Sole Motives and University of Texas Southwestern Medical Center v. Nassar, Part II
The Supreme Court’s decision in Nassar is now out. As discussed in my earlier post, the central issue in Nassar is whether or not retaliation plaintiffs under Title VII get the benefit of the “mixed motives” burden-shifting regime (recognized by the Supreme Court in Price Waterhouse v. Hopkins, and codified by Congress in the Civil Rights Act of 1991), under which a showing that a statutorily-proscribed factor (sex, race, retaliation, etc.) motivated the Defendant in part is enough to shift the burden to the Defendant to show they would have taken the same act anyways (or in the CRA 1991 version of the test, to establish liability and entitlement to limited remedies).
In a 5-4 holding, the Court today in Nassar concludes that Title VII retaliation Plaintiffs do not get the burden of the mixed motives test. This holding is not terribly surprising in light of the Court’s 2009 decision in Gross v. FBL Financial, although there were some strong arguments as to why retaliation claims should be treated differently (most notably, the Court has traditionally treated retaliation claims as part and parcel of proscriptions on substantive discrimination, strongly suggesting that the adoption of a mixed motives framework vis-à-vis the latter must be treated as also extending such a framework to the former). The Court’s extension of Gross to Title VII retaliation claims strongly suggests that a majority of the Court is committed to extending Gross to all statutory claims lacking explicit language authorizing mixed-motives burden shifting, and is unlikely to retreat from or limit the application of Gross (a case many observers believed was wrongly decided).
On the other important lurking issue underlying Nassar—whether the rejection of a mixed motives burden-shifting regime means a requirement of “sole” motivation or causation—Nassar does little to dispel the confusion generated by Gross. I discuss this issue more fully in my prior post. To reiterate briefly here: in the aftermath of Gross, anti-discrimination defendants began to argue that claims not subject to a mixed-motives burden shifting regime should be required to show that the illegal consideration (e.g., age) was “the but for” or sole cause of the employer’s action.
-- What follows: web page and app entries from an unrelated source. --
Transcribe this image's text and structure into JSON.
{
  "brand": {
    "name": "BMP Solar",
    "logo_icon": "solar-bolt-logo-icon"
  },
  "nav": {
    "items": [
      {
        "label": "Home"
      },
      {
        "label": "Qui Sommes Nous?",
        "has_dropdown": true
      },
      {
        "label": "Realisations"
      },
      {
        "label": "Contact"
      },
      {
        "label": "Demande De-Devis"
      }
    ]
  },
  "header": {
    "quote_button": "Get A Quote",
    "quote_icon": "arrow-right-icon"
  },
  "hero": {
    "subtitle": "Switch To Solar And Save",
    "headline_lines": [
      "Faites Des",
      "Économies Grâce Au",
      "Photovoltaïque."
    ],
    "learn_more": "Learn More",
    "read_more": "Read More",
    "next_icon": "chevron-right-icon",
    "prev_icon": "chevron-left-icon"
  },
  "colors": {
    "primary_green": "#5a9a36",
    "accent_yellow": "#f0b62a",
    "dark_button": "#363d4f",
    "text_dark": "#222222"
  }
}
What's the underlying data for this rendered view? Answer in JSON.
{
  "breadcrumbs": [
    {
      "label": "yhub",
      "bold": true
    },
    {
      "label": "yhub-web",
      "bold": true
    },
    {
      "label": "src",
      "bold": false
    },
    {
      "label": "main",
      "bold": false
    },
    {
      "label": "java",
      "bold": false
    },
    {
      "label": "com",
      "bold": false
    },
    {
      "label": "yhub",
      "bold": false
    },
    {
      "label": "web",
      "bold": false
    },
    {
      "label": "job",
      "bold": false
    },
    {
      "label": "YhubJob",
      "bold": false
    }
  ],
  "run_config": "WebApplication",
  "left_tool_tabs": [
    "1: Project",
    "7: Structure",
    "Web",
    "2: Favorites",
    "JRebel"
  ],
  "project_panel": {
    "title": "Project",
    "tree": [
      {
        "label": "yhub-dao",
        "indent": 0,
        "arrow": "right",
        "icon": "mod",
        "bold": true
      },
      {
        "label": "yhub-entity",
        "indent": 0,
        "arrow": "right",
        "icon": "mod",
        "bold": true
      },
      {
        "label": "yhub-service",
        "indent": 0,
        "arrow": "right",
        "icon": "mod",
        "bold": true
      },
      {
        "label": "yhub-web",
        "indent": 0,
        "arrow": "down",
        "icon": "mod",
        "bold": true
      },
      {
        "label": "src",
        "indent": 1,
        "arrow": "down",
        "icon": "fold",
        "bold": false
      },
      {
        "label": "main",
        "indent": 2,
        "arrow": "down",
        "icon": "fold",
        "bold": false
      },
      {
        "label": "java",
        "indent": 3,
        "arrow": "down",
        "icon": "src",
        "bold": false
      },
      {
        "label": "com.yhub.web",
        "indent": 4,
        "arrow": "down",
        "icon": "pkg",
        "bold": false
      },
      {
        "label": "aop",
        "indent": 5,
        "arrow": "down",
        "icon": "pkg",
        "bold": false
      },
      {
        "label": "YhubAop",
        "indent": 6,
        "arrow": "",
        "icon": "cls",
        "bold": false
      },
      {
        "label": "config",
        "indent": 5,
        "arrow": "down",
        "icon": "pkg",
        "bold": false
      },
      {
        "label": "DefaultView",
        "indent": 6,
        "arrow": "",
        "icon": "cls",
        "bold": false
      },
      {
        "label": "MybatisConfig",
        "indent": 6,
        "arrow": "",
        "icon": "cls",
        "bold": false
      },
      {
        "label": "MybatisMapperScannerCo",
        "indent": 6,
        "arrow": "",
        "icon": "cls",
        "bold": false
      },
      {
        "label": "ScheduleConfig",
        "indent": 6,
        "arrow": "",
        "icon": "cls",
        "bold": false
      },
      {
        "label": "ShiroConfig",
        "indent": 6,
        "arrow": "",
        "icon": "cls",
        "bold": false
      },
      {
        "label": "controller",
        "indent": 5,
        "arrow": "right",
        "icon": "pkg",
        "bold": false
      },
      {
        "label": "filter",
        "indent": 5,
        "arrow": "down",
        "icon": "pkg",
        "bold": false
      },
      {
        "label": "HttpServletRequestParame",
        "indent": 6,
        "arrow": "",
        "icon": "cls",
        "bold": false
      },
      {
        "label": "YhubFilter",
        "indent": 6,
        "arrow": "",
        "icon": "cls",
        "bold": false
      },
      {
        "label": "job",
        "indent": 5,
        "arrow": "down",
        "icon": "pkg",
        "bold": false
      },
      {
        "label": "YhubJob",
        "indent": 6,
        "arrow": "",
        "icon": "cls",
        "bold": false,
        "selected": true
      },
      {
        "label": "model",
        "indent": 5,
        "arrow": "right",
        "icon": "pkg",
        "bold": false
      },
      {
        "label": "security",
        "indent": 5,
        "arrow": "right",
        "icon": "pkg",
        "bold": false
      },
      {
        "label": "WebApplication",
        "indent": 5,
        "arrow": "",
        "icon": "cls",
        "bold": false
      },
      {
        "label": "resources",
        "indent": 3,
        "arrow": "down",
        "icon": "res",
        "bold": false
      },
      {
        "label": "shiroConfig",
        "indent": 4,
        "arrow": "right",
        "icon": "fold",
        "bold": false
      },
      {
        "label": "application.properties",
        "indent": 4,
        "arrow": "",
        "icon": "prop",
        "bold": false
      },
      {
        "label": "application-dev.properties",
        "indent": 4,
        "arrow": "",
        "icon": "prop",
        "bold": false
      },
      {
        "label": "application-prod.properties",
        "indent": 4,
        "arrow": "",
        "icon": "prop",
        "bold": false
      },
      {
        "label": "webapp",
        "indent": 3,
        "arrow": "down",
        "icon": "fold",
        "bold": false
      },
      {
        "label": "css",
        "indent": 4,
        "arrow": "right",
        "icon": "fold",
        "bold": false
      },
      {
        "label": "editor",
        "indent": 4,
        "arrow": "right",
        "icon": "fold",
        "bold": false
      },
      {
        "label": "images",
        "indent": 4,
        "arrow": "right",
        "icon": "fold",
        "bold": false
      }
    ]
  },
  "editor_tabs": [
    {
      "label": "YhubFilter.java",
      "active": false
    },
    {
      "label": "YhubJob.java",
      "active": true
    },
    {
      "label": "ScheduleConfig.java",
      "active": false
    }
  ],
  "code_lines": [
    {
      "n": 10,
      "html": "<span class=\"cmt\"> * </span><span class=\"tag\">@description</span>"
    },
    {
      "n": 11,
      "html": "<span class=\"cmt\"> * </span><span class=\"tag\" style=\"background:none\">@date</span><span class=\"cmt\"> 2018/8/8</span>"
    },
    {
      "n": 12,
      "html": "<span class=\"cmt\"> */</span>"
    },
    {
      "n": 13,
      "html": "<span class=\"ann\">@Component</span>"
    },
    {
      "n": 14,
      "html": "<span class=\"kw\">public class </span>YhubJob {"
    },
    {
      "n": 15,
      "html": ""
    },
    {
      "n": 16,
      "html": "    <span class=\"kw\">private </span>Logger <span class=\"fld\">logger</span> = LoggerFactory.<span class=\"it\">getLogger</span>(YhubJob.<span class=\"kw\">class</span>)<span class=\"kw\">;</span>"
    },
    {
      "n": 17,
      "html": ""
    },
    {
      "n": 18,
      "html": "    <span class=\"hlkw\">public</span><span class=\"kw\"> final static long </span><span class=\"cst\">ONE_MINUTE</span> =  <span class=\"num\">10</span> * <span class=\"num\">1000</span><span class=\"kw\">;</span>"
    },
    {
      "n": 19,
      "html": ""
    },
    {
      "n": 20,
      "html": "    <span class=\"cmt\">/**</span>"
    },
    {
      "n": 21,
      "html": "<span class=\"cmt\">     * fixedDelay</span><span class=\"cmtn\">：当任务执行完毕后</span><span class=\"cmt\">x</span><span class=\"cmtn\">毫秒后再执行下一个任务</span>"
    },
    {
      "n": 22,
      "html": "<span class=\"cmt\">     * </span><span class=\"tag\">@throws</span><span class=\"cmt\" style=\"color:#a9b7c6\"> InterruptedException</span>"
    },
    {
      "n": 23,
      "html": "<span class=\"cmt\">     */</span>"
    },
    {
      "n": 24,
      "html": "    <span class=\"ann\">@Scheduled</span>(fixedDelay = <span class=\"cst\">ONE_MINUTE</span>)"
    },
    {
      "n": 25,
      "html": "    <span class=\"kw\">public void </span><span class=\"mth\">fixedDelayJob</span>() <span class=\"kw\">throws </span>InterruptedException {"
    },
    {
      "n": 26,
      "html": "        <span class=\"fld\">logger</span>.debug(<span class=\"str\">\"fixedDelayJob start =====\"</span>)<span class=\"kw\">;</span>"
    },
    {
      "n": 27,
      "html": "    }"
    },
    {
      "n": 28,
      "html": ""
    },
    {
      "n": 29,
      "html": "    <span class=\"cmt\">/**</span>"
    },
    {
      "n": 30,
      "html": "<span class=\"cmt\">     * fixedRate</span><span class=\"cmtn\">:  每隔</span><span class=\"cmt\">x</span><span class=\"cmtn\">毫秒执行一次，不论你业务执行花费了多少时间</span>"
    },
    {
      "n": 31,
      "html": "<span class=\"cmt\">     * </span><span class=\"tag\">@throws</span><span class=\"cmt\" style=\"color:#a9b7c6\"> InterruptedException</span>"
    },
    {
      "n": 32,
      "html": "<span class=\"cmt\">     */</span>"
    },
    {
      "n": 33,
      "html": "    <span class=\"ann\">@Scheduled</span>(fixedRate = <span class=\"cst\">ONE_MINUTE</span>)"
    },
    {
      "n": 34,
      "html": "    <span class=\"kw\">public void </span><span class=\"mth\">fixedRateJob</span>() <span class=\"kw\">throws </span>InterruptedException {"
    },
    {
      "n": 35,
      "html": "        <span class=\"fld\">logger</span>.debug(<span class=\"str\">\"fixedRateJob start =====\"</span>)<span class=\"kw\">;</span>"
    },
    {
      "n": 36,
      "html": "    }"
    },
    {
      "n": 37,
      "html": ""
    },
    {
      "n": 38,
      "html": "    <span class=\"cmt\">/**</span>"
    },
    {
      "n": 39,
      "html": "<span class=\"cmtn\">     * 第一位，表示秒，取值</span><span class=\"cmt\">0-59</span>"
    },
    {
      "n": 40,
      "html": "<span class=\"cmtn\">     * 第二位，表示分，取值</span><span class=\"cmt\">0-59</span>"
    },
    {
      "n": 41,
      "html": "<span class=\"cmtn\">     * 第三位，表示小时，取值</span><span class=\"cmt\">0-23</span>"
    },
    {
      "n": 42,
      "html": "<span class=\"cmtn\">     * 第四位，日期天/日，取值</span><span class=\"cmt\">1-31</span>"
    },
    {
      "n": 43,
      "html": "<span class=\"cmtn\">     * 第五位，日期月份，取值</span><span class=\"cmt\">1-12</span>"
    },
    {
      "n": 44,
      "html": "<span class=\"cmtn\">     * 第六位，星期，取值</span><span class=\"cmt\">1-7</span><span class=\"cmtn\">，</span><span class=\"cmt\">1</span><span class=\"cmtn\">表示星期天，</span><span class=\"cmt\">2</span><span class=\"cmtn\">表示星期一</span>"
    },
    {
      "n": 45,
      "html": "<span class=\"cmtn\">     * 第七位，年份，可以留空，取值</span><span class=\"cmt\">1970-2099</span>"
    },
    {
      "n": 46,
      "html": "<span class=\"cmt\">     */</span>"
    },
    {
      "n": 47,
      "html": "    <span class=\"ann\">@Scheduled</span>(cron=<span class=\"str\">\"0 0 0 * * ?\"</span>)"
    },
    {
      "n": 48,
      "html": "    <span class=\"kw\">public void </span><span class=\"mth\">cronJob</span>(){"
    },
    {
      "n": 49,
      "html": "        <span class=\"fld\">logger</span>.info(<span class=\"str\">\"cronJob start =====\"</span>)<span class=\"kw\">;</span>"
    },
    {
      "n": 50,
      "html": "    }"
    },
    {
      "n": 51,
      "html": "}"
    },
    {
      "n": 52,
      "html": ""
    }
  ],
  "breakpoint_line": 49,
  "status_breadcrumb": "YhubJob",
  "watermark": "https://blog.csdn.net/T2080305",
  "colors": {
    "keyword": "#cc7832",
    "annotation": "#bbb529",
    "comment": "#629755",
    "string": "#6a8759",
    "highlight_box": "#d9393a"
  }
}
Many (but not all) courts rejected this argument as inconsistent with the long-standing principle in anti-discrimination law that a simple showing of but-for causation is sufficient to establish liability, even where a mixed-motives burden-shifting regime does not apply. (That is to say, a Plaintiff must—absent resort to the “mixed motives” burden-shifting regime—show that the illegal motivation was “a but-for cause,” but need not show sole or exclusive cause). As others have observed, the sole cause approach is also inconsistent in many instances with demonstrable Congressional intent.
Both sides of this dispute will no doubt find fodder for their arguments in the Court’s decision in Nassar today. The Court repeats some of its most confusing language from Gross, referring to the issue as whether a Plaintiff must establish that retaliation was “the but-for cause” of the employer’s actions—but then concludes by restating its core holding as a requirement that a Plaintiff must show that retaliation was “a but-for cause” of the alleged adverse action. Nassar Slip Op at 23 (emphasis added). And the dissent (Justice Ginsburg, joined by Justices Breyer, Sotomayor and Kagan) only further confuses the issue by seemingly suggesting (although not directly stating) that the Court’s majority is demanding a “sole” causation standard (something the majority does not purport to do). Nassar Dissent at 24.
In any event, I predict that we can expect to see much more of the “sole cause” argument from anti-discrimination defendants in the lower courts in the upcoming years. Absent clear direction from the Supreme Court, this is an irresistible argument for discrimination defendants, for fairly obvious reasons (virtually no plaintiff is going to be able to demonstrate sole cause). It remains to be seen how broadly receptive the lower courts will be to the argument (to date, Defendant successes have largely been confined to district court decisions, but most circuits have not yet addressed the issue, see, e.g., here and here for helpful compilations of relevant holdings).